The short answer is yes, Sunday is a day off in Istanbul. Most businesses are closed on Sunday. This includes shops, restaurants, and some services. Public transportation also operates on a reduced schedule on Sundays. Many of the city’s museums and historical sites are open on Sundays, however, making it a great day to explore the city.
For those who work in Istanbul, the workweek begins on Monday. The workday usually starts at 8:00am and ends at 5:00pm, with an hour-long lunch break. Many businesses also close for an hour in the afternoon for prayer time. As in many other countries, the weekend begins on Friday evening and ends on Sunday evening.
It is important to note that some businesses may remain open on Sundays, particularly in the tourist areas. Hotels, for example, may remain open to accommodate tourists. Other businesses may open for shorter hours as well. It is always best to check with the business before visiting.

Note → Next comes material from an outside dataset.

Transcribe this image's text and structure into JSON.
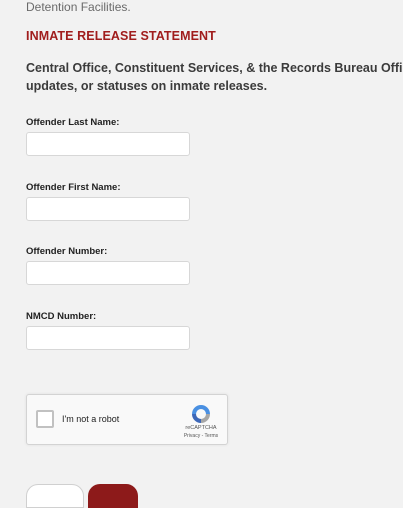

For those who work in Istanbul, the day off on Sunday can be a great opportunity to take advantage of the city’s many attractions. There are many parks, gardens, and historical sites to explore. The city is also home to numerous restaurants and cafes with cuisines from around the world. It is also a great chance to relax and enjoy the city’s vibrant culture.
Overall, Sunday is a day off in Istanbul. Most businesses are closed on this day, but there are still plenty of things to do. From exploring the city’s many attractions to simply relaxing in one of the city’s parks, Sunday in Istanbul can be a great way to enjoy the city.
Yes, Sunday is a day off in Istanbul.
No, Sundays are observed as a day of rest in Istanbul.
No, most businesses are closed on Sundays in Istanbul.
No, most shops are closed on Sundays in Istanbul.
No, banks are closed on Sundays in Istanbul.
Yes, some restaurants are open on Sundays in Istanbul.
Yes, transportation services are available on Sundays in Istanbul.
Yes, there are several cultural activities available on Sundays in Istanbul.
Yes, it is possible to go sightseeing on Sundays in Istanbul.
Yes, some museums and galleries stay open on Sundays in Istanbul.